Donna M. Noyes-Grosser
Dr. Noyes-Grosser received her bachelor's degree in psychology from the University of Massachusetts and her master's and doctoral degrees in developmental psychology from Stony Brook University. She began her career in government as a Revson Fellow at the Center for Women in Government and Civil Society, and subsequently joined the NYS Council on Children and Families as a research associate, where her work focused on prevention of child maltreatment and development of parent education and support programs. Dr. Noyes-Grosser has served in a leadership capacity in NYS Department of Health's Part C Early Intervention Program for infants and toddlers with disabilities and their families since 1989, where she has been involved in planning, policy development, and implementation of this statewide service delivery system. She currently serves as Associate Director for Clinical Policy for the Bureau of Early Intervention, New York State Department of Health.
Research or other Professional Activities

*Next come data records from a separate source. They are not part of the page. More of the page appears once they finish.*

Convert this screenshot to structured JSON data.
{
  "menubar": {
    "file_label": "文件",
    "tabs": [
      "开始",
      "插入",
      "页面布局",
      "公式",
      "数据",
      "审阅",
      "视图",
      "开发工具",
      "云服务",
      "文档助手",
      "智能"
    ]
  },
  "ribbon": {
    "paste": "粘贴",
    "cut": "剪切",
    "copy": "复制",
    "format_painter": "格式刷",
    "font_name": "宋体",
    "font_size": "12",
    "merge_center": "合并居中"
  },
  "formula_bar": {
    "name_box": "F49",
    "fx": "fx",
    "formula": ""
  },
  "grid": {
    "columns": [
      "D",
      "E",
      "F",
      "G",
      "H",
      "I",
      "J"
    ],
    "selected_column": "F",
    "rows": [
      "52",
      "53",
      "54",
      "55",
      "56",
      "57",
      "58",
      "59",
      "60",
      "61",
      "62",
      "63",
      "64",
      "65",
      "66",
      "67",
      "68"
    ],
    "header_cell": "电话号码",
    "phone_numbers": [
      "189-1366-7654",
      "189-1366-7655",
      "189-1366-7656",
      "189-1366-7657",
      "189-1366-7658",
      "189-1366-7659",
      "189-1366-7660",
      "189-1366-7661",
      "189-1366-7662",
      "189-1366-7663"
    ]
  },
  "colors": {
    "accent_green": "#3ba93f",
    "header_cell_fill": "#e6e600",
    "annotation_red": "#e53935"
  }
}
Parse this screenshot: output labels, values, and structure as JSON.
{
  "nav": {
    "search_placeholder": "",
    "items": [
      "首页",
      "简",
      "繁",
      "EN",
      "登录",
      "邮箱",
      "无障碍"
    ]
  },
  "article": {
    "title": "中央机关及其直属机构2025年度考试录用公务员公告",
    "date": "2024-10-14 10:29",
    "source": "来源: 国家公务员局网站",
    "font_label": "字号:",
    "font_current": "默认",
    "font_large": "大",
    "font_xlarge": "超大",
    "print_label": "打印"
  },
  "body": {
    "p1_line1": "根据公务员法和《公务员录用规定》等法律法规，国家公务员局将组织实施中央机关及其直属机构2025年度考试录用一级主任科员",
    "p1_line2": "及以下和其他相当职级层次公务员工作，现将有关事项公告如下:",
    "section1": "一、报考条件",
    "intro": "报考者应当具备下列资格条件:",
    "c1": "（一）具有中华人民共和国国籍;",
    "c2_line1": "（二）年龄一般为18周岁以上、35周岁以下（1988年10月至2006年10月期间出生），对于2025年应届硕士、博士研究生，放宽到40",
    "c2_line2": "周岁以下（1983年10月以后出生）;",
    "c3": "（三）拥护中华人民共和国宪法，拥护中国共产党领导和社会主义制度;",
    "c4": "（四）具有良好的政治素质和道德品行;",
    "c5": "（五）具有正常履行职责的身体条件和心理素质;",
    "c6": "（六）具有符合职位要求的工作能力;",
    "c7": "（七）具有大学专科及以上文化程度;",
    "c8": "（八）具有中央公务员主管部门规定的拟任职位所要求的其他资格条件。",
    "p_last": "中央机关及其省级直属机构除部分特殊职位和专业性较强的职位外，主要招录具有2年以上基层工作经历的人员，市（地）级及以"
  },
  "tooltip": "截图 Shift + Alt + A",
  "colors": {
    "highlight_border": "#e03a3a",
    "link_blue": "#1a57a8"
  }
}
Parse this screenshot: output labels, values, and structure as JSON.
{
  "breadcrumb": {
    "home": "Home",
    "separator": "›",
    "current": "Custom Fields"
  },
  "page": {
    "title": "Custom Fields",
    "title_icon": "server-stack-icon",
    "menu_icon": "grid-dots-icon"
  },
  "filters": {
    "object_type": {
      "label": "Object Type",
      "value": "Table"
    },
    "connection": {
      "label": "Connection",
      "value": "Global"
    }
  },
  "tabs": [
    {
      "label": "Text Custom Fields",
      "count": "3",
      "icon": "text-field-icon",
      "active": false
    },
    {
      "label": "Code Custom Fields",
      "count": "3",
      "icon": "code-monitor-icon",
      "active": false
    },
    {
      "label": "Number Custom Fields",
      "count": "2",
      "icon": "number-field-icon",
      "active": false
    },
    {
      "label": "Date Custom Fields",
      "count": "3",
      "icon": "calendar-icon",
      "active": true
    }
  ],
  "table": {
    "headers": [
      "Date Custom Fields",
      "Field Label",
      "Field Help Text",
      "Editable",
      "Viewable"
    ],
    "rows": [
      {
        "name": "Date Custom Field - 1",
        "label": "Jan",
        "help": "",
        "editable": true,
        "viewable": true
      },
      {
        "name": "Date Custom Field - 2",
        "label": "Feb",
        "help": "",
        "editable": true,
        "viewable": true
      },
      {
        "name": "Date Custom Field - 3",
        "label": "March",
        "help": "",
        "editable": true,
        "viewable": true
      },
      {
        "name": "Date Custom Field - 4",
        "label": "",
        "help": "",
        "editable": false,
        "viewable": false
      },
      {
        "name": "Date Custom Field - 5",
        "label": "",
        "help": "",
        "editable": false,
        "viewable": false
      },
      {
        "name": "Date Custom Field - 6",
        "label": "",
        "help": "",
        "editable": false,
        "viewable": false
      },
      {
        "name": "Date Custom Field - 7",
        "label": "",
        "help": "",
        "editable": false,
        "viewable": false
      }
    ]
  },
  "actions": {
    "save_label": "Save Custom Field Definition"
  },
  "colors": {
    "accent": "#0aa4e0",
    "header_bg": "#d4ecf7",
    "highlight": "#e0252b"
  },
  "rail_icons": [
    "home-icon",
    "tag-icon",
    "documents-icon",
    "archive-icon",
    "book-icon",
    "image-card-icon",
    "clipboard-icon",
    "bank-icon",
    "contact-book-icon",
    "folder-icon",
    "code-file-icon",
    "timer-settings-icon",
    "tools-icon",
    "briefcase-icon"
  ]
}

Dr. Noyes-Grosser initiated and managed a multi-year initiative to develop evidence-based clinical practice guidelines for assessment and intervention with young children with disabilities, including the first such guideline on young children with autism/pervasive developmental disorders. She was Principal Investigator for the New York State Department of Health, Bureau of Early Intervention's General Supervision Enhancement Grant (GSEG), Enhancing Part C Outcome Indicators and Methods to Collect and Analyze Part C Outcomes. Funded by the U.S. Department of Education, Office of Special Education Programs, the goal of this project was to identify early intervention outcome indicators and methods to collect and analyze child and family outcomes resulting from early intervention services. The project yielded a new scale to measure child outcomes, and enhanced an existing national scale to measure family outcomes resulting from early intervention. An annual family survey is now conducted to measure State and local outcomes resulting from early intervention services using these scales. Dr. Noyes-Grosser is the Principal Investigator for a State Implementation Grant to improve services for children and youth with ASD and their families, funded by the U.S. Department of Health and Human Services, Health Resources and Services Administration, Maternal Child Health Bureau (HRSA). A primary focus of this grant is to ensure early identification and treatment of ASDs through improved adherence to American Academy of Pediatrics guidelines for universal screening for autism. She is also the Principal Investigator on an R-40 MCH research grant, funded by HRSA, which will model a state systems approach to evaluating the impact of early intervention services on young children with ASD and their families. She is a member of the Society for Research in Child Development; International Society for Early Intervention; and, Council for Exceptional Children.
Noyes-Grosser, D. (2007). Children with Disabilities and Public Health: A Model Syllabus for Health Professionals. Infants and Young Children: An Interdisciplinary Journal of Special Care Practice. 20(3). MD: Lippincott Williams & Wilkins.
Noyes-Grosser, D., Holland, J., Lyons,D., Holland, C., Romancyzk, R. & Gillis, J. ( 2005). Rationale and Methodology for Developing Guidelines for Early Intervention Services for Young Children with Disabilities. Infants and Young Children: An Interdisciplinary Journal of Special Care Practice, 18(3). MD: Lippincott Williams & Wilkins.
Romancyzk, R, Gillis, J., Noyes-Grosser, D., Holland, J., Holland, C., & Lyons, D. (2005). Clinical Clues, Developmental Milestones, and Early Identification/Assessment of Children with Disabilities: Practical Applications and Conceptual Considerations. Infants and Young Children: An Interdisciplinary Journal of Special Care Practice, 20(3). MD: Lippincott Williams & Wilkins.